In a year already disrupted by a global pandemic, this fall’s raging wildfires and active hurricane season meant our Animal Rescue Team had to be flexible, carefully evaluating each disaster and adapting their response for the greatest impact. 

After years of disaster response, we’ve learned our rescue team can sometimes be most effective by evacuating unowned, adoptable animals from shelters and rescues before disaster strikes. The animals then go to our shelter and rescue partners, allowing local organizations to focus resources on animals directly affected by disasters.

man holding a trap with a kitten inside
Dave Pauli traps a kitten.
Carlos Delgado
AP Images for the HSUS

“These people who are responsible for helping the community during a disaster are also victims of the disaster themselves,” says Diane Robinson, HSUS program manager for disaster services. “By us moving all these adoptable animals out of the facility, it takes a lot of the pressure off them.”

In August, the team deployed to the Gulf Coast ahead of tropical storms Marco and Laura (both of which later became hurricanes), which were predicted to hit the area just days apart.
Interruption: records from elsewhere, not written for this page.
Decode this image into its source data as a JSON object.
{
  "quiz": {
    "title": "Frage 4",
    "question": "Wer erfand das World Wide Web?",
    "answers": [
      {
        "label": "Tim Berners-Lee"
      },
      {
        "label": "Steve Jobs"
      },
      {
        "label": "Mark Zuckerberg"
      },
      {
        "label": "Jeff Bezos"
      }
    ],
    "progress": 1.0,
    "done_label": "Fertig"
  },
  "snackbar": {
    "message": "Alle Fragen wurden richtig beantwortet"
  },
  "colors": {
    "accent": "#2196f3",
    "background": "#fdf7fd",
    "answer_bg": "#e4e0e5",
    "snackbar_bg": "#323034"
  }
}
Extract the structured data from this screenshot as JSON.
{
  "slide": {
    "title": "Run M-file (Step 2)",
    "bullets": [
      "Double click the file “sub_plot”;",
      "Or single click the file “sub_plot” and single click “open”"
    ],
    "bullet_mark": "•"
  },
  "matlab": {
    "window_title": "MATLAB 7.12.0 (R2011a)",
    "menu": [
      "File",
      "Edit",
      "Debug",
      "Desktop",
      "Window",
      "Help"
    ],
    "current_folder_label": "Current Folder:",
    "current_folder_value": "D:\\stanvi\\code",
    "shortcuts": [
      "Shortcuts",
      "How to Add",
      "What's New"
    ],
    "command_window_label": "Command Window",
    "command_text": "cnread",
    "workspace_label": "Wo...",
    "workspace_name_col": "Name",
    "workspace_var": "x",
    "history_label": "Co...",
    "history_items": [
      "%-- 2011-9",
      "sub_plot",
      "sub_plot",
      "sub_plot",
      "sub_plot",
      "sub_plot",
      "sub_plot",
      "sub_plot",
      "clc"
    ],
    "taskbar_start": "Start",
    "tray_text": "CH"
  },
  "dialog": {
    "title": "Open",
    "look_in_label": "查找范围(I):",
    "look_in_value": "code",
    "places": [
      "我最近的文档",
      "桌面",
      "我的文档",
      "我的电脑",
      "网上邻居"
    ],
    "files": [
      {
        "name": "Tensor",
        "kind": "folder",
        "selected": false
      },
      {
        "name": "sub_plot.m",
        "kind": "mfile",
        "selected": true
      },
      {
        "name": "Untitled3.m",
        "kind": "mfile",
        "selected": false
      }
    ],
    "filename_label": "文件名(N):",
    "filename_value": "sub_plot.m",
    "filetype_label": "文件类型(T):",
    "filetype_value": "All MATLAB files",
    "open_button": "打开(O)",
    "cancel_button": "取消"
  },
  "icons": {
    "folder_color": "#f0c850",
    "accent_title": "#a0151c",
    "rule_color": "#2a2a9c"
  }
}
The team transported 288 animals to shelter and rescue partners in North Carolina and Tennessee.

Sometimes a boots-on-the-ground approach works best. After the August chemical explosion in Beirut, Lebanon, Humane Society International rescuers worked with partner group Animals Lebanon to scour the rubble in search of animals. When wildfires destroyed nearly 500 homes in Lane County, Oregon, Dave Pauli, HSUS wildlife conflict program manager, relocated wildlife and searched for missing pets with local groups. 

One difficulty in disaster response, Robinson says, is the unpredictability of storms. After Hurricane Sally took an unexpected turn in September, the team deployed to Escambia County, Florida. Entire communities, including the local shelter, were left without power and many areas were flooded. The team transported 46 adoptable animals out of the county shelter and distributed pet food. Here, rescuers met Pixie, a cat with a cut on her leg from the storm. The family’s car had been damaged, so rescuers transported Pixie to and from the veterinarian.

Sometimes we can help from afar. In October, as Hurricane Delta threatened to hit Louisiana, the HSUS funded the transport of 103 animals with Wings of Rescue, an organization that flies animals to safety. 

During this volatile year, rescuers helped both individuals and whole communities. In Florida, Pixie is recuperating with her family. And in Oregon, Pauli provided local groups with transfer cages (for safely moving animals) they can use during future disasters.

Want more content like this?

This was written and produced by the team behind All Animals, our award-winning magazine. Each issue is packed with inspiring stories about how we are changing the world for animals together.

Learn MoreSubscribe
Cover of All Animals Magazine with a photo of a beagle puppy.